I imagine he’d be similarly incredulous if you complained to him that Twitter wouldn’t let you plan a demonstration against the government. He might wonder why you’d think a multibillion company would take your side over the government that supports its coffers. Go out and print some flyers, he’d say. Get creative.
Mostly I think Orwell would find us pretty coddled and already duped.
I tend to go back to The Great Gatsby every few years and it does always bring me something different. This time, I approached it with the news that the novel has entered the public domain, so I might do whatever I’d like with the text. My firsty impulse is to write a play from Daisy’s point of view.
But when? There’s a scene to be written, that would take place within the continuity of the novel, that takes place after the first meeting of Daisy, Tom, Nick and Jordan. Does Tom realize what an ass he’s made of himself? Could he? Daisy does. She calls him “hulking,” (and not for the first time and Tom hates it.)
Is Nick so innocent? He’s judgmental and by the end of the book, he’s proudly judgmental, remarking snidely that Tom can be rid of his midwestern priggishness. There’s an indictment of the libertine East. Nick is judgmental and sure of his own honesty (at least at the start of the summer). When he meets Jordan he can’t place what it is he remembers about her, but then it’s revealed that she’d cheated during a golf tournament.
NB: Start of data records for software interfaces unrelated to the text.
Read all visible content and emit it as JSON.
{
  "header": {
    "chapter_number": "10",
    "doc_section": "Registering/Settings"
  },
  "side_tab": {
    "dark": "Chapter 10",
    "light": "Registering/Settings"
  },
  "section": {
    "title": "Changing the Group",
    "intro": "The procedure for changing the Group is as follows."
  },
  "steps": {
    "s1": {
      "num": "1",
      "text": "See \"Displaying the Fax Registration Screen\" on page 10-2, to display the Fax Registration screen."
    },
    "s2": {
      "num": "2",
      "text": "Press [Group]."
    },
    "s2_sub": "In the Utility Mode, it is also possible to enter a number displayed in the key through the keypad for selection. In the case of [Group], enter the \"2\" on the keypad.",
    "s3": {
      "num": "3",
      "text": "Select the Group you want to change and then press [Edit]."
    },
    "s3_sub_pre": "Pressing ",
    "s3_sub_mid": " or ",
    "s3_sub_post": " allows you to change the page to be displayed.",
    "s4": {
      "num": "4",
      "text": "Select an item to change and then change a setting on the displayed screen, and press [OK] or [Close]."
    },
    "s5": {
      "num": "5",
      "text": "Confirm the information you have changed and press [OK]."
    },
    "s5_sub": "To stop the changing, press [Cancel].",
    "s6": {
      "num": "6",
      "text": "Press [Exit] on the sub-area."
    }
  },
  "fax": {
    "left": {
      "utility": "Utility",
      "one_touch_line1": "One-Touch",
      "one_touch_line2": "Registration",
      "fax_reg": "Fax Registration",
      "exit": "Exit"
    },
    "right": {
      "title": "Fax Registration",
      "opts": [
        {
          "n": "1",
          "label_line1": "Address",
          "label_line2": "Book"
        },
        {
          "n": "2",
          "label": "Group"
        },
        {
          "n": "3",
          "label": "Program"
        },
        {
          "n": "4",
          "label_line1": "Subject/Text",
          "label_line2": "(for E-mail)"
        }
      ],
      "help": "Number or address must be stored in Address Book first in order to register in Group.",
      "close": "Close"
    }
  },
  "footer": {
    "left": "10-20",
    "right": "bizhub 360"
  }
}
Nick’s writing a book, or at least a journal. Is Nick’s book every published? Would Daisy have read it? Is Daisy, lumped in with Tom as careless and irresponsible, fairly treated? She fell in love with Gatsby who was, at the time, in no position to marry her. He was penniless, we learn. When Gatsby meets Wolfsheim and embarks on his success through the criminal underworld, he is so malnourished that he eats “$4 worth of food in half an hour.” He could not have cared for Daisy and, we’re told, he was dishonest with her about that. She had no idea why Gatsby dissapeared on her, when they met and fell in love five years before the book begins.
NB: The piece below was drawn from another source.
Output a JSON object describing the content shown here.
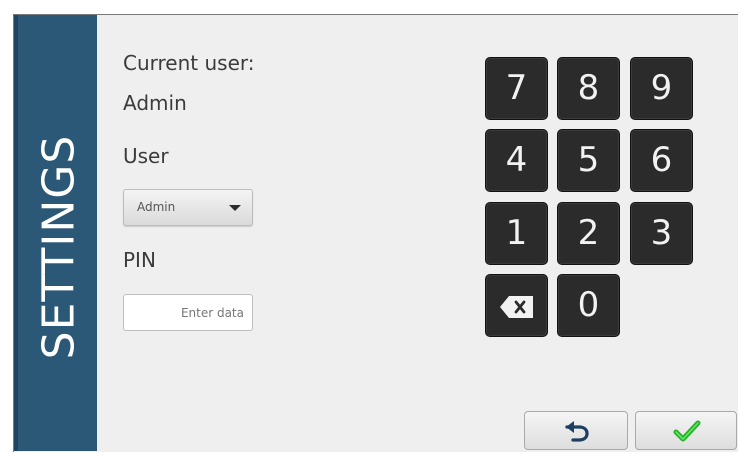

So, Daisy’s crime is that she married another eligible suitor? Well, her other crime is hitting Tom’s lover Myrtle with her car, though there’s no indication she did it on purpose. Myrtle leapt in front of the car, thinking it was Tom’s, after all. Had Nick been driving, he also might have hit her.
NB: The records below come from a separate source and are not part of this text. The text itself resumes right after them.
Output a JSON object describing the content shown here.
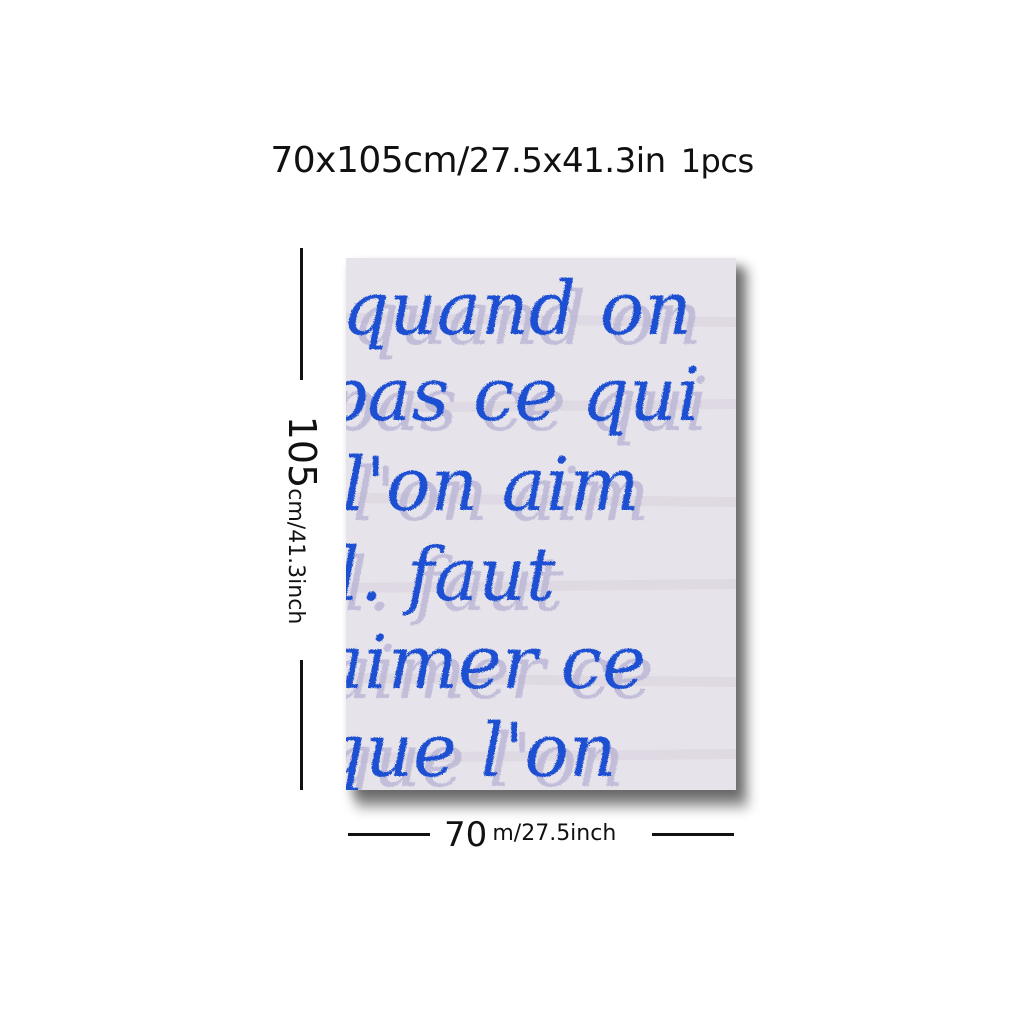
{
  "header": {
    "size_cm": "70x105cm/",
    "size_in": "27.5x41.3in",
    "quantity": "1pcs"
  },
  "dimensions": {
    "height_value": "105",
    "height_units": "cm/41.3inch",
    "width_value": "70",
    "width_units": "m/27.5inch"
  },
  "poster": {
    "handwritten_lines": [
      "quand on",
      "pas ce qui",
      "l'on aim",
      "l. faut",
      "aimer ce",
      "que l'on"
    ],
    "ink_color": "#1f4fd1",
    "background_color": "#e7e3ea"
  }
}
But Nick never seems to think that Daisy should be held responsible for the accident. He only grows angry with her when she doesn’t turn up for Gatsby’s funeral. Nick holds Tom and Daisy responsible for Gatsby’s death. Tom is responsible. Myrtle’s husband Wilsonmurders Gatsby after Tom tells him that Gatsby owns the car that killed his wide and is the man who had made Myrtle his mistress. But is Daisy responsible for that? Did she even have a choice.
So I wonder, after this rereading, if Daisy ever read Nick’s book, what she thought about it, learned from it, or didn’t.